- The IP arguments of early libertarians like Benjamin Tucker and Lysander Spooner;
- Legal and political reforms to improve or abolish IP; and
- Market and social institutions and practices that would arise in a post-IP world.
This is the second run of this course. I presented this course the first time in Winter of 2010 (see "Rethinking Intellectual Property: History, Theory, and Economics," Mises Daily, Oct. 22, 2010). As I noted in "Teaching an Online Mises Academy Course":
I had originally planned to ignore the chat window and take up questions in a Q&A session at the end of the lecture. However, I found that I was able to scan the chat window while I was lecturing and see an occasional question pop up among the students' chatter. They were usually on topic; there was no reason to wait till later — so I would pause to address that question or to clarify. It was very similar to a student's raising his hand in class during a lecture to make a brief and pertinent comment, to ask a clarifying question, or to request elaboration on a given point. It worked very well. During the 90-minute period, I would usually lecture for about 50 minutes and take questions for 30 or more minutes (with a short break between) — and we often went past 90 minutes; I usually stayed until the questions petered out.
It was gratifying to see the students typing things like the following at the end of the lectures (these are from the actual IP-lecture chat transcripts):
- "Thank you, great lecture!"
- "Thanks, excellent lecture."
- "Great job."
- "Great lecture!"
- "Thank you, Sir. Great lecture!"
- "Thanks for an excellent talk."
And, at the end of the sixth and last lecture, "Thanks for a great course!"
Student feedback was very positive and gratifying. It included the following:
Thank you so very much for all the excellent work — very few classes have really changed my life dramatically, actually only 3 have, and all 3 were classes I took at the Mises Academy, starting with Rethinking Intellectual Property (PP350) (the other two were EH476 (Bubbles), and PP900 (Private Defense)). …
My purposes for taking the classes are: 1. just for the fun of it, 2. learning & self-education, and 3. to understand what is happening with some degree of clarity so I can eventually start being part of the solution where I live — or at least stop being part of the problem.
The IP class was a total blast — finally (finally) sound reasoning. All the (three) classes I took dramatically changed the way I see the world. I'm still digesting it all, to tell the truth. Very few events in my life have managed to make me feel like I wished I was 15 all over again. Thank you. …
[M]much respect and admiration for all the great work done by all the members of the whole team.
For more student feedback, click here. More information on Mises Academy may be found in my article "Introduction to Libertarian Legal Theory," and Daniel James Sanchez's, "The Significance and Success of the Mises Academy."
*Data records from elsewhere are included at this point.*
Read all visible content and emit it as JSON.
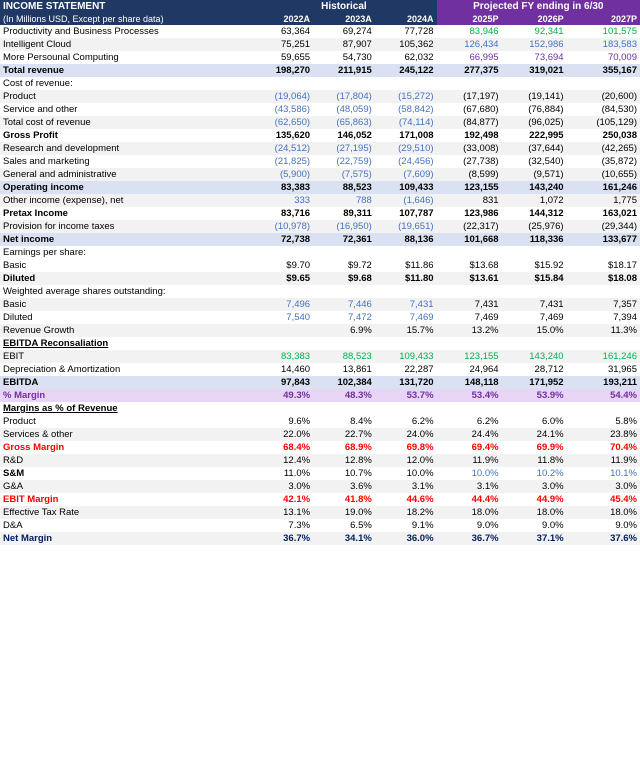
{
  "table": {
    "title": "INCOME STATEMENT",
    "subtitle": "(In Millions USD, Except per share data)",
    "sections": {
      "historical_label": "Historical",
      "projected_label": "Projected FY ending in 6/30",
      "years": [
        "2022A",
        "2023A",
        "2024A",
        "2025P",
        "2026P",
        "2027P"
      ]
    },
    "rows": [
      {
        "label": "Productivity and Business Processes",
        "vals": [
          "63,364",
          "69,274",
          "77,728",
          "83,946",
          "92,341",
          "101,575"
        ],
        "style": "normal",
        "val_styles": [
          "black",
          "black",
          "black",
          "green",
          "green",
          "green"
        ]
      },
      {
        "label": "Intelligent Cloud",
        "vals": [
          "75,251",
          "87,907",
          "105,362",
          "126,434",
          "152,986",
          "183,583"
        ],
        "style": "normal",
        "val_styles": [
          "black",
          "black",
          "black",
          "blue",
          "blue",
          "blue"
        ]
      },
      {
        "label": "More Persounal Computing",
        "vals": [
          "59,655",
          "54,730",
          "62,032",
          "66,995",
          "73,694",
          "70,009"
        ],
        "style": "normal",
        "val_styles": [
          "black",
          "black",
          "black",
          "purple",
          "purple",
          "purple"
        ]
      },
      {
        "label": "Total revenue",
        "vals": [
          "198,270",
          "211,915",
          "245,122",
          "277,375",
          "319,021",
          "355,167"
        ],
        "style": "total-rev bold",
        "val_styles": [
          "black",
          "black",
          "black",
          "black",
          "black",
          "black"
        ]
      },
      {
        "label": "Cost of revenue:",
        "vals": [
          "",
          "",
          "",
          "",
          "",
          ""
        ],
        "style": "normal",
        "val_styles": []
      },
      {
        "label": "  Product",
        "vals": [
          "(19,064)",
          "(17,804)",
          "(15,272)",
          "(17,197)",
          "(19,141)",
          "(20,600)"
        ],
        "style": "normal blue-vals",
        "val_styles": [
          "blue",
          "blue",
          "blue",
          "black",
          "black",
          "black"
        ]
      },
      {
        "label": "  Service and other",
        "vals": [
          "(43,586)",
          "(48,059)",
          "(58,842)",
          "(67,680)",
          "(76,884)",
          "(84,530)"
        ],
        "style": "normal blue-vals",
        "val_styles": [
          "blue",
          "blue",
          "blue",
          "black",
          "black",
          "black"
        ]
      },
      {
        "label": "Total cost of revenue",
        "vals": [
          "(62,650)",
          "(65,863)",
          "(74,114)",
          "(84,877)",
          "(96,025)",
          "(105,129)"
        ],
        "style": "normal blue-vals",
        "val_styles": [
          "blue",
          "blue",
          "blue",
          "black",
          "black",
          "black"
        ]
      },
      {
        "label": "Gross Profit",
        "vals": [
          "135,620",
          "146,052",
          "171,008",
          "192,498",
          "222,995",
          "250,038"
        ],
        "style": "gross-profit",
        "val_styles": [
          "black",
          "black",
          "black",
          "black",
          "black",
          "black"
        ]
      },
      {
        "label": "  Research and development",
        "vals": [
          "(24,512)",
          "(27,195)",
          "(29,510)",
          "(33,008)",
          "(37,644)",
          "(42,265)"
        ],
        "style": "blue-vals",
        "val_styles": [
          "blue",
          "blue",
          "blue",
          "black",
          "black",
          "black"
        ]
      },
      {
        "label": "  Sales and marketing",
        "vals": [
          "(21,825)",
          "(22,759)",
          "(24,456)",
          "(27,738)",
          "(32,540)",
          "(35,872)"
        ],
        "style": "blue-vals",
        "val_styles": [
          "blue",
          "blue",
          "blue",
          "black",
          "black",
          "black"
        ]
      },
      {
        "label": "  General and administrative",
        "vals": [
          "(5,900)",
          "(7,575)",
          "(7,609)",
          "(8,599)",
          "(9,571)",
          "(10,655)"
        ],
        "style": "blue-vals",
        "val_styles": [
          "blue",
          "blue",
          "blue",
          "black",
          "black",
          "black"
        ]
      },
      {
        "label": "Operating income",
        "vals": [
          "83,383",
          "88,523",
          "109,433",
          "123,155",
          "143,240",
          "161,246"
        ],
        "style": "op-income",
        "val_styles": [
          "black",
          "black",
          "black",
          "black",
          "black",
          "black"
        ]
      },
      {
        "label": "  Other income (expense), net",
        "vals": [
          "333",
          "788",
          "(1,646)",
          "831",
          "1,072",
          "1,775"
        ],
        "style": "blue-vals",
        "val_styles": [
          "blue",
          "blue",
          "blue",
          "black",
          "black",
          "black"
        ]
      },
      {
        "label": "Pretax Income",
        "vals": [
          "83,716",
          "89,311",
          "107,787",
          "123,986",
          "144,312",
          "163,021"
        ],
        "style": "pretax",
        "val_styles": [
          "black",
          "black",
          "black",
          "black",
          "black",
          "black"
        ]
      },
      {
        "label": "  Provision for income taxes",
        "vals": [
          "(10,978)",
          "(16,950)",
          "(19,651)",
          "(22,317)",
          "(25,976)",
          "(29,344)"
        ],
        "style": "blue-vals",
        "val_styles": [
          "blue",
          "blue",
          "blue",
          "black",
          "black",
          "black"
        ]
      },
      {
        "label": "Net income",
        "vals": [
          "72,738",
          "72,361",
          "88,136",
          "101,668",
          "118,336",
          "133,677"
        ],
        "style": "net-income",
        "val_styles": [
          "black",
          "black",
          "black",
          "black",
          "black",
          "black"
        ]
      },
      {
        "label": "Earnings per share:",
        "vals": [
          "",
          "",
          "",
          "",
          "",
          ""
        ],
        "style": "section-label",
        "val_styles": []
      },
      {
        "label": "  Basic",
        "vals": [
          "$9.70",
          "$9.72",
          "$11.86",
          "$13.68",
          "$15.92",
          "$18.17"
        ],
        "style": "normal",
        "val_styles": [
          "black",
          "black",
          "black",
          "black",
          "black",
          "black"
        ]
      },
      {
        "label": "  Diluted",
        "vals": [
          "$9.65",
          "$9.68",
          "$11.80",
          "$13.61",
          "$15.84",
          "$18.08"
        ],
        "style": "bold",
        "val_styles": [
          "black",
          "black",
          "black",
          "black",
          "black",
          "black"
        ]
      },
      {
        "label": "Weighted average shares outstanding:",
        "vals": [
          "",
          "",
          "",
          "",
          "",
          ""
        ],
        "style": "section-label",
        "val_styles": []
      },
      {
        "label": "  Basic",
        "vals": [
          "7,496",
          "7,446",
          "7,431",
          "7,431",
          "7,431",
          "7,357"
        ],
        "style": "blue-vals",
        "val_styles": [
          "blue",
          "blue",
          "blue",
          "black",
          "black",
          "black"
        ]
      },
      {
        "label": "  Diluted",
        "vals": [
          "7,540",
          "7,472",
          "7,469",
          "7,469",
          "7,469",
          "7,394"
        ],
        "style": "blue-vals",
        "val_styles": [
          "blue",
          "blue",
          "blue",
          "black",
          "black",
          "black"
        ]
      },
      {
        "label": "Revenue Growth",
        "vals": [
          "",
          "6.9%",
          "15.7%",
          "13.2%",
          "15.0%",
          "11.3%"
        ],
        "style": "normal",
        "val_styles": [
          "black",
          "black",
          "black",
          "black",
          "black",
          "black"
        ]
      },
      {
        "label": "EBITDA Reconsaliation",
        "vals": [
          "",
          "",
          "",
          "",
          "",
          ""
        ],
        "style": "section-header",
        "val_styles": []
      },
      {
        "label": "EBIT",
        "vals": [
          "83,383",
          "88,523",
          "109,433",
          "123,155",
          "143,240",
          "161,246"
        ],
        "style": "green-vals",
        "val_styles": [
          "green",
          "green",
          "green",
          "green",
          "green",
          "green"
        ]
      },
      {
        "label": "Depreciation & Amortization",
        "vals": [
          "14,460",
          "13,861",
          "22,287",
          "24,964",
          "28,712",
          "31,965"
        ],
        "style": "normal",
        "val_styles": [
          "black",
          "black",
          "black",
          "black",
          "black",
          "black"
        ]
      },
      {
        "label": "EBITDA",
        "vals": [
          "97,843",
          "102,384",
          "131,720",
          "148,118",
          "171,952",
          "193,211"
        ],
        "style": "ebitda-row",
        "val_styles": [
          "black",
          "black",
          "black",
          "black",
          "black",
          "black"
        ]
      },
      {
        "label": "% Margin",
        "vals": [
          "49.3%",
          "48.3%",
          "53.7%",
          "53.4%",
          "53.9%",
          "54.4%"
        ],
        "style": "margin-pct",
        "val_styles": [
          "purple",
          "purple",
          "purple",
          "purple",
          "purple",
          "purple"
        ]
      },
      {
        "label": "Margins as % of Revenue",
        "vals": [
          "",
          "",
          "",
          "",
          "",
          ""
        ],
        "style": "section-header",
        "val_styles": []
      },
      {
        "label": "Product",
        "vals": [
          "9.6%",
          "8.4%",
          "6.2%",
          "6.2%",
          "6.0%",
          "5.8%"
        ],
        "style": "normal",
        "val_styles": [
          "black",
          "black",
          "black",
          "black",
          "black",
          "black"
        ]
      },
      {
        "label": "Services & other",
        "vals": [
          "22.0%",
          "22.7%",
          "24.0%",
          "24.4%",
          "24.1%",
          "23.8%"
        ],
        "style": "normal",
        "val_styles": [
          "black",
          "black",
          "black",
          "black",
          "black",
          "black"
        ]
      },
      {
        "label": "Gross Margin",
        "vals": [
          "68.4%",
          "68.9%",
          "69.8%",
          "69.4%",
          "69.9%",
          "70.4%"
        ],
        "style": "gross-margin-row",
        "val_styles": [
          "red",
          "red",
          "red",
          "red",
          "red",
          "red"
        ]
      },
      {
        "label": "R&D",
        "vals": [
          "12.4%",
          "12.8%",
          "12.0%",
          "11.9%",
          "11.8%",
          "11.9%"
        ],
        "style": "normal",
        "val_styles": [
          "black",
          "black",
          "black",
          "black",
          "black",
          "black"
        ]
      },
      {
        "label": "S&M",
        "vals": [
          "11.0%",
          "10.7%",
          "10.0%",
          "10.0%",
          "10.2%",
          "10.1%"
        ],
        "style": "blue-bold-vals",
        "val_styles": [
          "black",
          "black",
          "black",
          "blue",
          "blue",
          "blue"
        ]
      },
      {
        "label": "G&A",
        "vals": [
          "3.0%",
          "3.6%",
          "3.1%",
          "3.1%",
          "3.0%",
          "3.0%"
        ],
        "style": "normal",
        "val_styles": [
          "black",
          "black",
          "black",
          "black",
          "black",
          "black"
        ]
      },
      {
        "label": "EBIT Margin",
        "vals": [
          "42.1%",
          "41.8%",
          "44.6%",
          "44.4%",
          "44.9%",
          "45.4%"
        ],
        "style": "ebit-margin",
        "val_styles": [
          "red",
          "red",
          "red",
          "red",
          "red",
          "red"
        ]
      },
      {
        "label": "Effective Tax Rate",
        "vals": [
          "13.1%",
          "19.0%",
          "18.2%",
          "18.0%",
          "18.0%",
          "18.0%"
        ],
        "style": "normal",
        "val_styles": [
          "black",
          "black",
          "black",
          "black",
          "black",
          "black"
        ]
      },
      {
        "label": "D&A",
        "vals": [
          "7.3%",
          "6.5%",
          "9.1%",
          "9.0%",
          "9.0%",
          "9.0%"
        ],
        "style": "normal",
        "val_styles": [
          "black",
          "black",
          "black",
          "black",
          "black",
          "black"
        ]
      },
      {
        "label": "Net Margin",
        "vals": [
          "36.7%",
          "34.1%",
          "36.0%",
          "36.7%",
          "37.1%",
          "37.6%"
        ],
        "style": "net-margin-row",
        "val_styles": [
          "darkblue",
          "darkblue",
          "darkblue",
          "darkblue",
          "darkblue",
          "darkblue"
        ]
      }
    ]
  }
}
The truth is that coming to grips with IP is not easy. Thinking it through helps firm up the case for property rights and contract. And the implications of what we learn extend far beyond just this area; it reaches into social theory and competition theory as well.
Those already convinced by the general argument against IP thus have much to learn in this course, which will deepen and extend their understanding of, not only IP theory, but also libertarian theory and economics. The course is also ideal for those who are on the fence, or who are confused, about IP: no intellectual conformity is required. Libertarians who think there are good arguments for IP are also welcome — at the least, they can test their arguments against the best we critics have to offer, and perhaps strengthen, modify, or deepen their own views about the nature of ideas, government, and property rights. (For further details about the course, see my interview about it with Jeff Tucker.)
This should be a fun course. I look forward to sharing ideas with you!
 Some examples are collected in my post "The Patent, Copyright, Trademark, and Trade Secret Horror Files."
Note: The views expressed on Mises.org are not necessarily those of the Mises Institute.